Kennel Cough/Canine Cough/Bordetella is always around, just like the cold or flu viruses for people. It’s a social virus that can be spread from dog to dog. If your dog hangs out with others (ie: neighborhood walks, dog park play, grooming, etc.) then there is a chance it can catch it.
What is Kennel Cough?
A general term encompases a viral or bacterial illness that inflames the windpipe and lungs, and causes a cough. The severity and sound of the cough varies by virus and by a dogs’ overall immune system.
How is it spread?
The virus spreads just like a human virus – it is airborne virus and can be spread through coughing, sneezing and contact of surfaces. Environmental irritants (like pollen) may increase the likelihood of some dogs developing kennel cough.
How bad is it?
The majority of cases are the equivalent of a cold in a human and don’t require any medical intervention or antibiotics. Allowing your pet’s body to heal itself naturally is always advisable.
Also just as in humans, it can develop into something more serious, such as pneumonia. If it doesn’t resolve itself within a few weeks, a vet visit is advisable.
Incubation period: 2-14 days
Symptoms usually last 7-14 days
Contagious for 10 days after last clinical symptoms
Can I protect my dog?
There is no true protection, just as there isn’t with human cold or flu.
The Bordetella vaccine creates immunity against several strains, but not all.
The Bordetella vaccine will not prevent your dog from catching kennel cough however it will help lower the chances of contracting the virus.
A persistent cough. Can sound like a honking, like something is stuck in their throat, or a person-like cough. The cough is usually more noticable at night, first thing in the morning, after excitment or activity.
- White Phlegm
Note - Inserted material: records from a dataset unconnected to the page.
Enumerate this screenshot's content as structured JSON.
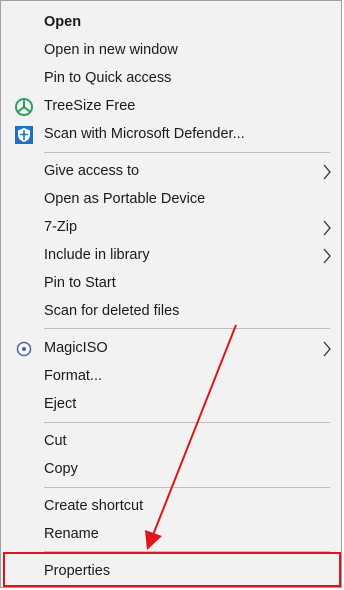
{
  "menu": {
    "items": [
      {
        "label": "Open",
        "icon": "",
        "submenu": false
      },
      {
        "label": "Open in new window",
        "icon": "",
        "submenu": false
      },
      {
        "label": "Pin to Quick access",
        "icon": "",
        "submenu": false
      },
      {
        "label": "TreeSize Free",
        "icon": "treesize-icon",
        "submenu": false
      },
      {
        "label": "Scan with Microsoft Defender...",
        "icon": "defender-shield-icon",
        "submenu": false
      },
      {
        "label": "Give access to",
        "icon": "",
        "submenu": true
      },
      {
        "label": "Open as Portable Device",
        "icon": "",
        "submenu": false
      },
      {
        "label": "7-Zip",
        "icon": "",
        "submenu": true
      },
      {
        "label": "Include in library",
        "icon": "",
        "submenu": true
      },
      {
        "label": "Pin to Start",
        "icon": "",
        "submenu": false
      },
      {
        "label": "Scan for deleted files",
        "icon": "",
        "submenu": false
      },
      {
        "label": "MagicISO",
        "icon": "magiciso-icon",
        "submenu": true
      },
      {
        "label": "Format...",
        "icon": "",
        "submenu": false
      },
      {
        "label": "Eject",
        "icon": "",
        "submenu": false
      },
      {
        "label": "Cut",
        "icon": "",
        "submenu": false
      },
      {
        "label": "Copy",
        "icon": "",
        "submenu": false
      },
      {
        "label": "Create shortcut",
        "icon": "",
        "submenu": false
      },
      {
        "label": "Rename",
        "icon": "",
        "submenu": false
      },
      {
        "label": "Properties",
        "icon": "",
        "submenu": false
      }
    ]
  },
  "annotation": {
    "color": "#e0141b",
    "highlighted_item": "Properties"
  },
  "colors": {
    "menu_background": "#f2f2f2",
    "treesize_green": "#2e9e5b",
    "defender_blue": "#1f6fc4"
  }
}
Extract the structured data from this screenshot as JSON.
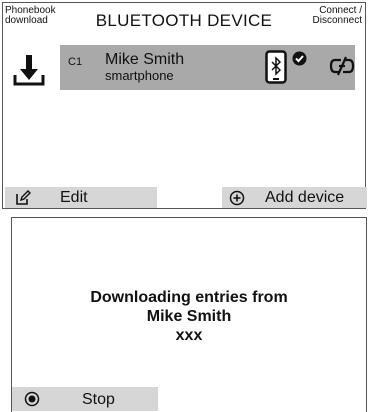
{
  "screen1": {
    "top_left": "Phonebook\ndownload",
    "title": "BLUETOOTH DEVICE",
    "top_right": "Connect /\nDisconnect",
    "device": {
      "slot": "C1",
      "name": "Mike Smith",
      "type": "smartphone",
      "icons": [
        "bluetooth-phone-icon",
        "check-icon"
      ]
    },
    "left_icon": "download-icon",
    "right_icon": "disconnect-icon",
    "softkeys": {
      "edit": "Edit",
      "edit_icon": "edit-icon",
      "add": "Add device",
      "add_icon": "plus-circle-icon"
    }
  },
  "screen2": {
    "line1": "Downloading entries from",
    "line2": "Mike Smith",
    "line3": "xxx",
    "stop": "Stop",
    "stop_icon": "stop-icon"
  },
  "colors": {
    "highlight": "#a9a9a9",
    "softkey": "#d6d6d6",
    "border": "#555555"
  }
}
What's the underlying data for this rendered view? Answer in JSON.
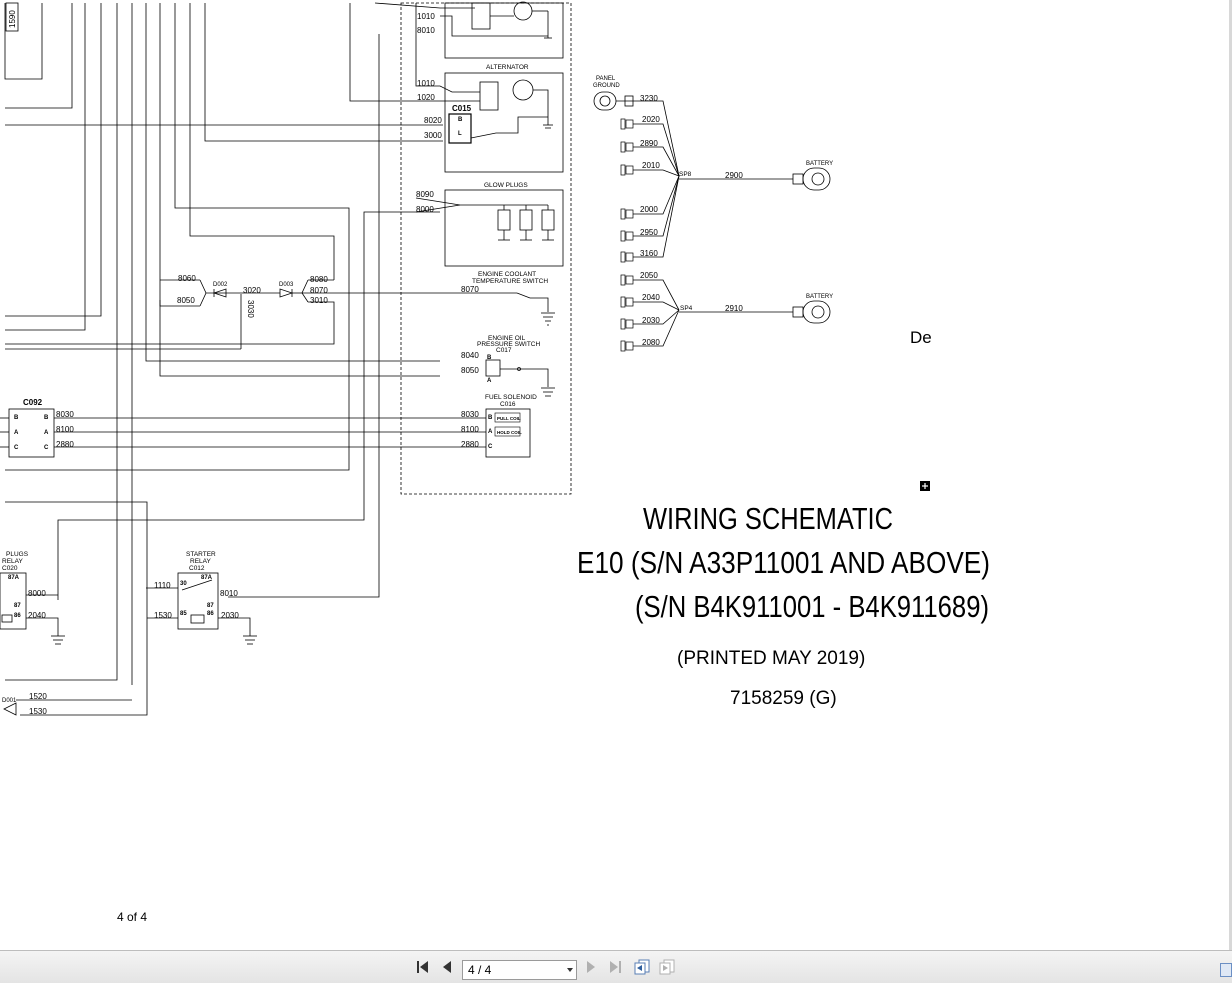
{
  "document": {
    "title_lines": [
      "WIRING SCHEMATIC",
      "E10  (S/N A33P11001 AND ABOVE)",
      "(S/N B4K911001 - B4K911689)"
    ],
    "printed": "(PRINTED MAY 2019)",
    "part_number": "7158259 (G)",
    "page_footer": "4 of 4",
    "partial_text": "De",
    "components": {
      "alternator": "ALTERNATOR",
      "c015": "C015",
      "glow_plugs": "GLOW PLUGS",
      "coolant_switch_1": "ENGINE COOLANT",
      "coolant_switch_2": "TEMPERATURE SWITCH",
      "oil_switch_1": "ENGINE OIL",
      "oil_switch_2": "PRESSURE SWITCH",
      "oil_switch_3": "C017",
      "fuel_solenoid_1": "FUEL SOLENOID",
      "fuel_solenoid_2": "C016",
      "c092": "C092",
      "panel_ground_1": "PANEL",
      "panel_ground_2": "GROUND",
      "battery": "BATTERY",
      "sp8": "SP8",
      "sp4": "SP4",
      "d002": "D002",
      "d003": "D003",
      "d001": "D001",
      "starter_relay_1": "STARTER",
      "starter_relay_2": "RELAY",
      "starter_relay_3": "C012",
      "glow_relay_1": "PLUGS",
      "glow_relay_2": "RELAY",
      "glow_relay_3": "C020",
      "pull_coil": "PULL COIL",
      "hold_coil": "HOLD COIL"
    },
    "wires": {
      "w1010a": "1010",
      "w8010a": "8010",
      "w1010b": "1010",
      "w1020": "1020",
      "w8020": "8020",
      "w3000": "3000",
      "w8090": "8090",
      "w8000a": "8000",
      "w8060": "8060",
      "w8050a": "8050",
      "w3020": "3020",
      "w3030": "3030",
      "w8080": "8080",
      "w8070a": "8070",
      "w3010": "3010",
      "w8070b": "8070",
      "w8040": "8040",
      "w8050b": "8050",
      "w8030a": "8030",
      "w8100a": "8100",
      "w2880a": "2880",
      "w8030b": "8030",
      "w8100b": "8100",
      "w2880b": "2880",
      "w3230": "3230",
      "w2020": "2020",
      "w2890": "2890",
      "w2010": "2010",
      "w2900": "2900",
      "w2000": "2000",
      "w2950": "2950",
      "w3160": "3160",
      "w2050": "2050",
      "w2040a": "2040",
      "w2030a": "2030",
      "w2080": "2080",
      "w2910": "2910",
      "w1110": "1110",
      "w8010b": "8010",
      "w1530a": "1530",
      "w2030b": "2030",
      "w8000b": "8000",
      "w2040b": "2040",
      "w1520": "1520",
      "w1530b": "1530",
      "w1590": "1590"
    },
    "pins": {
      "b": "B",
      "a": "A",
      "c": "C",
      "l": "L",
      "p30": "30",
      "p87a": "87A",
      "p87": "87",
      "p86": "86",
      "p85": "85"
    }
  },
  "toolbar": {
    "page_indicator": "4 / 4",
    "first_icon": "first-page-icon",
    "prev_icon": "previous-page-icon",
    "next_icon": "next-page-icon",
    "last_icon": "last-page-icon",
    "back_view_icon": "previous-view-icon",
    "forward_view_icon": "next-view-icon"
  }
}
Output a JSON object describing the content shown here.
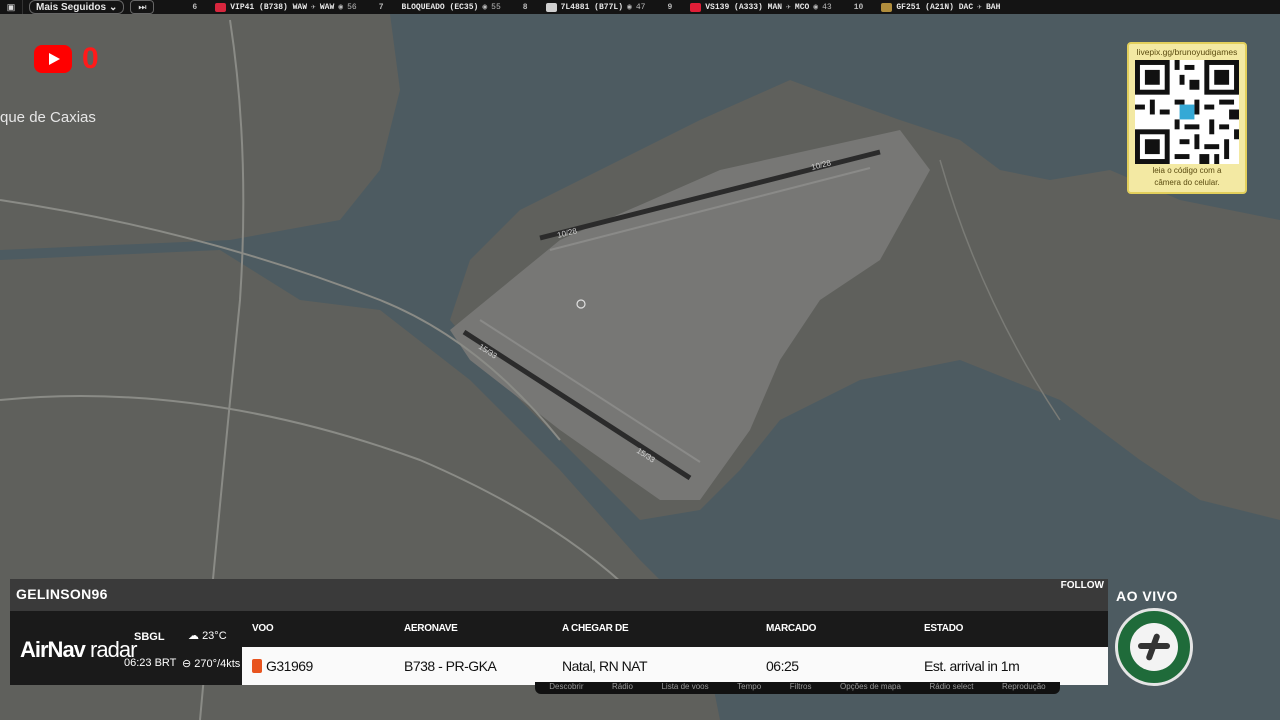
{
  "ticker": {
    "select_label": "Mais Seguidos",
    "items": [
      {
        "rank": "6",
        "flight": "VIP41 (B738) WAW",
        "dest": "WAW",
        "count": "56",
        "logo_color": "#d7263d"
      },
      {
        "rank": "7",
        "flight": "BLOQUEADO (EC35)",
        "dest": "",
        "count": "55",
        "logo_color": ""
      },
      {
        "rank": "8",
        "flight": "7L4881 (B77L)",
        "dest": "",
        "count": "47",
        "logo_color": "#cfcfcf"
      },
      {
        "rank": "9",
        "flight": "VS139 (A333) MAN",
        "dest": "MCO",
        "count": "43",
        "logo_color": "#e01e37"
      },
      {
        "rank": "10",
        "flight": "GF251 (A21N) DAC",
        "dest": "BAH",
        "count": "",
        "logo_color": "#b08d3c"
      }
    ]
  },
  "youtube": {
    "count": "0"
  },
  "map": {
    "place_label": "que de Caxias",
    "runway_labels": [
      "10/28",
      "10/28",
      "15/33",
      "15/33"
    ]
  },
  "qr": {
    "url": "livepix.gg/brunoyudigames",
    "caption_line1": "leia o código com a",
    "caption_line2": "câmera do celular."
  },
  "panel": {
    "username": "GELINSON96",
    "follow": "FOLLOW",
    "brand_bold": "AirNav",
    "brand_light": " radar",
    "airport": "SBGL",
    "local_time": "06:23 BRT",
    "temperature": "23°C",
    "wind": "270°/4kts",
    "headers": {
      "flight": "VOO",
      "aircraft": "AERONAVE",
      "arriving_from": "A CHEGAR DE",
      "scheduled": "MARCADO",
      "status": "ESTADO"
    },
    "row": {
      "flight": "G31969",
      "aircraft": "B738 - PR-GKA",
      "arriving_from": "Natal, RN NAT",
      "scheduled": "06:25",
      "status": "Est. arrival in 1m"
    },
    "subbar": [
      "Descobrir",
      "Rádio",
      "Lista de voos",
      "Tempo",
      "Filtros",
      "Opções de mapa",
      "Rádio select",
      "Reprodução"
    ]
  },
  "live": {
    "label": "AO VIVO"
  },
  "colors": {
    "water": "#4c5a60",
    "land": "#5c5d59",
    "airport": "#7b7b7b",
    "runway": "#2a2a2a"
  }
}
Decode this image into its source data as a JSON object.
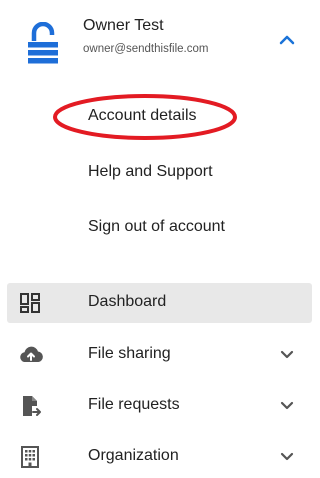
{
  "account": {
    "name": "Owner Test",
    "email": "owner@sendthisfile.com",
    "menu": [
      {
        "label": "Account details"
      },
      {
        "label": "Help and Support"
      },
      {
        "label": "Sign out of account"
      }
    ]
  },
  "nav": {
    "items": [
      {
        "label": "Dashboard",
        "icon": "dashboard-icon",
        "active": true
      },
      {
        "label": "File sharing",
        "icon": "cloud-upload-icon",
        "expandable": true
      },
      {
        "label": "File requests",
        "icon": "file-request-icon",
        "expandable": true
      },
      {
        "label": "Organization",
        "icon": "building-icon",
        "expandable": true
      }
    ]
  },
  "colors": {
    "brand_blue": "#1e6ed8",
    "highlight_red": "#e31b23",
    "active_bg": "#e8e8e8",
    "chevron_blue": "#1a73d8",
    "icon_gray": "#555555"
  }
}
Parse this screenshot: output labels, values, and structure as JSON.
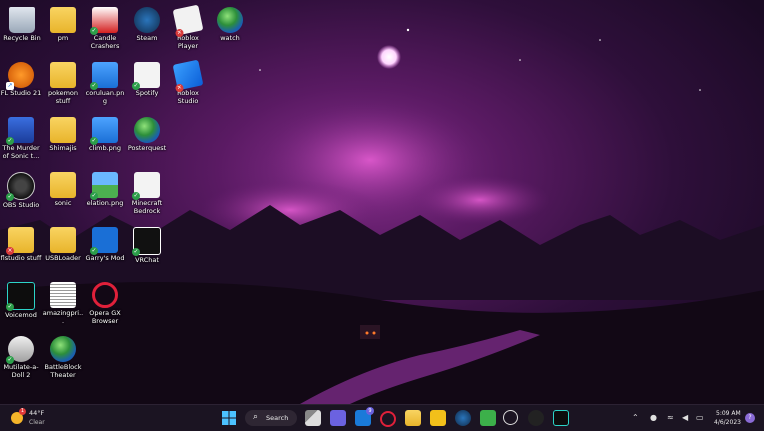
{
  "desktop": {
    "icons": [
      {
        "label": "Recycle Bin",
        "icon": "recycle-bin-icon"
      },
      {
        "label": "pm",
        "icon": "folder-icon"
      },
      {
        "label": "Candle Crashers",
        "icon": "candle-crashers-icon"
      },
      {
        "label": "Steam",
        "icon": "steam-icon"
      },
      {
        "label": "Roblox Player",
        "icon": "roblox-icon"
      },
      {
        "label": "watch",
        "icon": "globe-icon"
      },
      {
        "label": "FL Studio 21",
        "icon": "fl-studio-icon"
      },
      {
        "label": "pokemon stuff",
        "icon": "folder-icon"
      },
      {
        "label": "coruluan.png",
        "icon": "image-file-icon"
      },
      {
        "label": "Spotify",
        "icon": "file-icon"
      },
      {
        "label": "Roblox Studio",
        "icon": "roblox-studio-icon"
      },
      {
        "label": "The Murder of Sonic t...",
        "icon": "sonic-icon"
      },
      {
        "label": "Shimajis",
        "icon": "folder-icon"
      },
      {
        "label": "climb.png",
        "icon": "image-file-icon"
      },
      {
        "label": "Posterquest",
        "icon": "globe-icon"
      },
      {
        "label": "OBS Studio",
        "icon": "obs-icon"
      },
      {
        "label": "sonic",
        "icon": "folder-icon"
      },
      {
        "label": "elation.png",
        "icon": "image-file-icon"
      },
      {
        "label": "Minecraft Bedrock",
        "icon": "file-icon"
      },
      {
        "label": "flstudio stuff",
        "icon": "folder-icon"
      },
      {
        "label": "USBLoader",
        "icon": "folder-icon"
      },
      {
        "label": "Garry's Mod",
        "icon": "garrys-mod-icon"
      },
      {
        "label": "VRChat",
        "icon": "vrchat-icon"
      },
      {
        "label": "Voicemod",
        "icon": "voicemod-icon"
      },
      {
        "label": "amazingpri...",
        "icon": "document-icon"
      },
      {
        "label": "Opera GX Browser",
        "icon": "opera-gx-icon"
      },
      {
        "label": "Mutilate-a-Doll 2",
        "icon": "ragdoll-icon"
      },
      {
        "label": "BattleBlock Theater",
        "icon": "globe-icon"
      }
    ]
  },
  "taskbar": {
    "weather": {
      "temp": "44°F",
      "condition": "Clear",
      "alert": "1"
    },
    "search_label": "Search",
    "mail_badge": "9",
    "apps": [
      "start-icon",
      "search-icon",
      "task-view-icon",
      "chat-icon",
      "mail-icon",
      "opera-gx-icon",
      "file-explorer-icon",
      "calendar-icon",
      "steam-icon",
      "gamepad-icon",
      "media-player-icon",
      "obs-icon",
      "voicemod-icon"
    ],
    "clock": {
      "time": "5:09 AM",
      "date": "4/6/2023"
    },
    "colors": {
      "taskbar_bg": "#1b1422",
      "accent": "#4cc2ff"
    }
  }
}
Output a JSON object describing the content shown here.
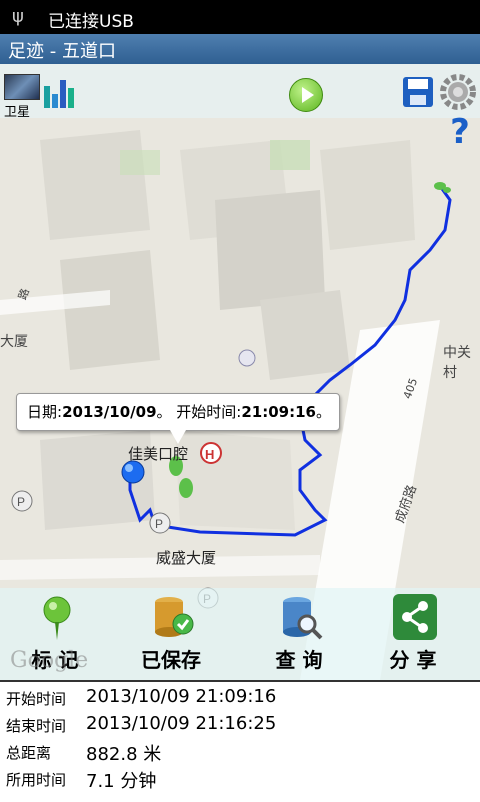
{
  "status": {
    "usb_icon": "usb-icon",
    "text": "已连接USB"
  },
  "title": "足迹 - 五道口",
  "toolbar": {
    "satellite_label": "卫星"
  },
  "map": {
    "labels": {
      "dasha": "大厦",
      "zhongguan": "中关村",
      "jiamei": "佳美口腔",
      "weisheng": "威盛大厦",
      "chengfu": "成府路",
      "road405": "405",
      "road_left": "路"
    }
  },
  "callout": {
    "date_label": "日期:",
    "date_value": "2013/10/09",
    "sep": "。 ",
    "start_label": "开始时间:",
    "start_value": "21:09:16",
    "end": "。"
  },
  "actions": [
    {
      "label": "标 记",
      "icon": "marker-pin-icon"
    },
    {
      "label": "已保存",
      "icon": "database-saved-icon"
    },
    {
      "label": "查 询",
      "icon": "database-search-icon"
    },
    {
      "label": "分 享",
      "icon": "share-icon"
    }
  ],
  "google": "Google",
  "info": [
    {
      "key": "开始时间",
      "value": "2013/10/09 21:09:16"
    },
    {
      "key": "结束时间",
      "value": "2013/10/09 21:16:25"
    },
    {
      "key": "总距离",
      "value": "882.8 米"
    },
    {
      "key": "所用时间",
      "value": "7.1 分钟"
    }
  ],
  "colors": {
    "track": "#1030e0",
    "title_bar": "#3a6a9c",
    "accent_green": "#5cb51f",
    "help": "#1a5fc8"
  }
}
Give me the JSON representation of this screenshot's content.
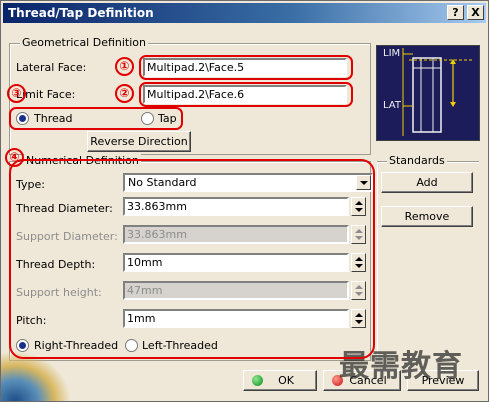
{
  "window": {
    "title": "Thread/Tap Definition",
    "help_label": "?",
    "close_label": "X"
  },
  "geometrical": {
    "title": "Geometrical Definition",
    "lateral_face_label": "Lateral Face:",
    "lateral_face_value": "Multipad.2\\Face.5",
    "limit_face_label": "Limit Face:",
    "limit_face_value": "Multipad.2\\Face.6",
    "thread_label": "Thread",
    "tap_label": "Tap",
    "selected": "thread",
    "reverse_label": "Reverse Direction"
  },
  "numerical": {
    "title": "Numerical Definition",
    "type_label": "Type:",
    "type_value": "No Standard",
    "thread_diameter_label": "Thread Diameter:",
    "thread_diameter_value": "33.863mm",
    "support_diameter_label": "Support Diameter:",
    "support_diameter_value": "33.863mm",
    "thread_depth_label": "Thread Depth:",
    "thread_depth_value": "10mm",
    "support_height_label": "Support height:",
    "support_height_value": "47mm",
    "pitch_label": "Pitch:",
    "pitch_value": "1mm",
    "right_threaded_label": "Right-Threaded",
    "left_threaded_label": "Left-Threaded",
    "handedness": "right"
  },
  "standards": {
    "title": "Standards",
    "add_label": "Add",
    "remove_label": "Remove"
  },
  "diagram": {
    "lim_label": "LIM",
    "lat_label": "LAT"
  },
  "footer": {
    "ok_label": "OK",
    "cancel_label": "Cancel",
    "preview_label": "Preview"
  },
  "annotations": [
    "①",
    "②",
    "③",
    "④"
  ],
  "watermark": "最需教育",
  "colors": {
    "title_bar": "#0a246a",
    "dialog_bg": "#efe8d8",
    "annotation_red": "#e00000",
    "diagram_bg": "#1c1c5a",
    "diagram_lines": "#f0d000"
  }
}
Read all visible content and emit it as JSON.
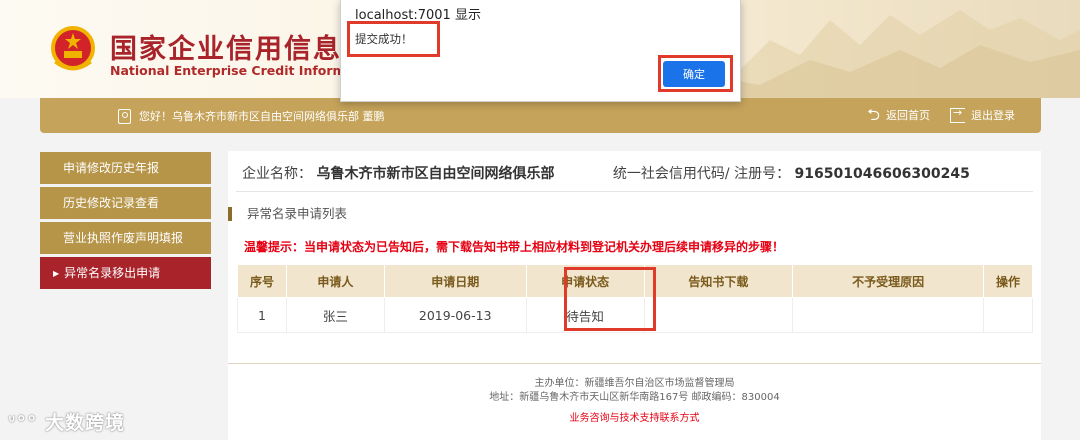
{
  "header": {
    "title_cn": "国家企业信用信息",
    "title_en": "National Enterprise Credit Informatio"
  },
  "userbar": {
    "greeting": "您好！乌鲁木齐市新市区自由空间网络俱乐部  董鹏",
    "home_label": "返回首页",
    "logout_label": "退出登录"
  },
  "sidebar": {
    "items": [
      {
        "label": "申请修改历史年报"
      },
      {
        "label": "历史修改记录查看"
      },
      {
        "label": "营业执照作废声明填报"
      },
      {
        "label": "异常名录移出申请"
      }
    ]
  },
  "main": {
    "ent_name_label": "企业名称：",
    "ent_name": "乌鲁木齐市新市区自由空间网络俱乐部",
    "code_label": "统一社会信用代码/ 注册号：",
    "code": "916501046606300245",
    "section_title": "异常名录申请列表",
    "tip": "温馨提示：当申请状态为已告知后，需下载告知书带上相应材料到登记机关办理后续申请移异的步骤！",
    "table": {
      "headers": [
        "序号",
        "申请人",
        "申请日期",
        "申请状态",
        "告知书下载",
        "不予受理原因",
        "操作"
      ],
      "rows": [
        [
          "1",
          "张三",
          "2019-06-13",
          "待告知",
          "",
          "",
          ""
        ]
      ]
    }
  },
  "footer": {
    "sponsor": "主办单位：新疆维吾尔自治区市场监督管理局",
    "address": "地址：新疆乌鲁木齐市天山区新华南路167号   邮政编码：830004",
    "contact": "业务咨询与技术支持联系方式"
  },
  "dialog": {
    "origin": "localhost:7001 显示",
    "message": "提交成功！",
    "ok_label": "确定"
  },
  "watermark": "大数跨境",
  "colors": {
    "gold": "#c5a35a",
    "sidebar": "#b69448",
    "active": "#a8232a",
    "highlight": "#e03a2a",
    "accent_blue": "#1a73e8"
  }
}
- Mild loss of energy
- Runny nose
- Discharge from eyes
Symptoms to watch for
- Loss of appetite
- Changes in breathing
- Green nassal discharge